The Blitz

German bombers fly over West Ham in 1940. In the centre is the West Ham speedway and greyhound stadium, and to the left the Royal Victoria Dock.
Photo: Newham Heritage and Archive collection. Used with permission.

The Abbey Road council depot was one of the first places in West Ham to be bombed: a direct hit at 7.15pm on day one of the Blitz killed 13 people.
Photo: Newham Heritage and Archive collection. Used with permission.

Winston Churchill wrote that 1940 was the most splendid and most deadly year in British history. When the Blitz started in September of that year it flung ordinary people into the front line. Enemy bombs rained down on docks, factories and homes alike in chaotic destruction. Death struck randomly from street to street. No one could be sure they would be alive the next morning.


By the end of the war, in West Ham and the neighbouring borough of East Ham nearly three thousand people had been killed. Sixteen thousand homes had been destroyed and thousands more damaged.

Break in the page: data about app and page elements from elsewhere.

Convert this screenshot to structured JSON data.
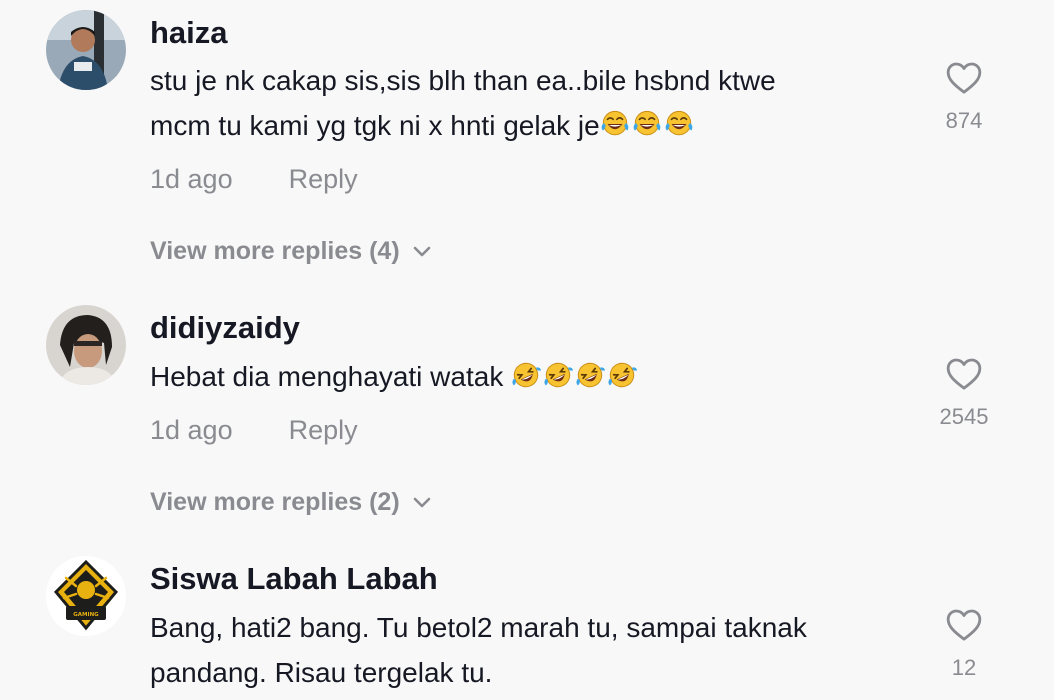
{
  "comments": [
    {
      "username": "haiza",
      "text_line1": "stu je nk cakap sis,sis blh than ea..bile hsbnd ktwe",
      "text_line2": "mcm tu kami yg tgk ni x hnti gelak je",
      "emojis": [
        "tears-of-joy-emoji",
        "tears-of-joy-emoji",
        "tears-of-joy-emoji"
      ],
      "time": "1d ago",
      "reply": "Reply",
      "like_count": "874",
      "view_more": "View more replies (4)"
    },
    {
      "username": "didiyzaidy",
      "text_line1": "Hebat dia menghayati watak ",
      "emojis": [
        "rofl-emoji",
        "rofl-emoji",
        "rofl-emoji",
        "rofl-emoji"
      ],
      "time": "1d ago",
      "reply": "Reply",
      "like_count": "2545",
      "view_more": "View more replies (2)"
    },
    {
      "username": "Siswa Labah Labah",
      "text_line1": "Bang, hati2 bang. Tu betol2 marah tu, sampai taknak",
      "text_line2": "pandang. Risau tergelak tu.",
      "like_count": "12",
      "avatar_logo_text": "LABAH-LABAH GAMING"
    }
  ],
  "colors": {
    "background": "#f8f8f8",
    "primary_text": "#161823",
    "secondary_text": "#8a8b91"
  }
}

For some, the Blitz was a chance to rise to the greatest challenge of their life. Others were reduced to trembling wrecks. Men and women volunteered to serve as rescue workers, stretcher bearers, auxiliary police, fire-watchers, air raid wardens. Volunteer firefighters risked their lives to tame the nightly inferno. The part-time soldiers of the Home Guard, too young or too old for regular service, trained to fight the expected invaders.


But not everyone turned out to be an everyday hero. By the end of 1939, after four months of war, the Metropolitan Police was recording the largest number of indictable crimes for seven years. Crime continued to rise as the war went on, with offenders constantly finding new ways to exploit the blackout, air-raid damage and rationing.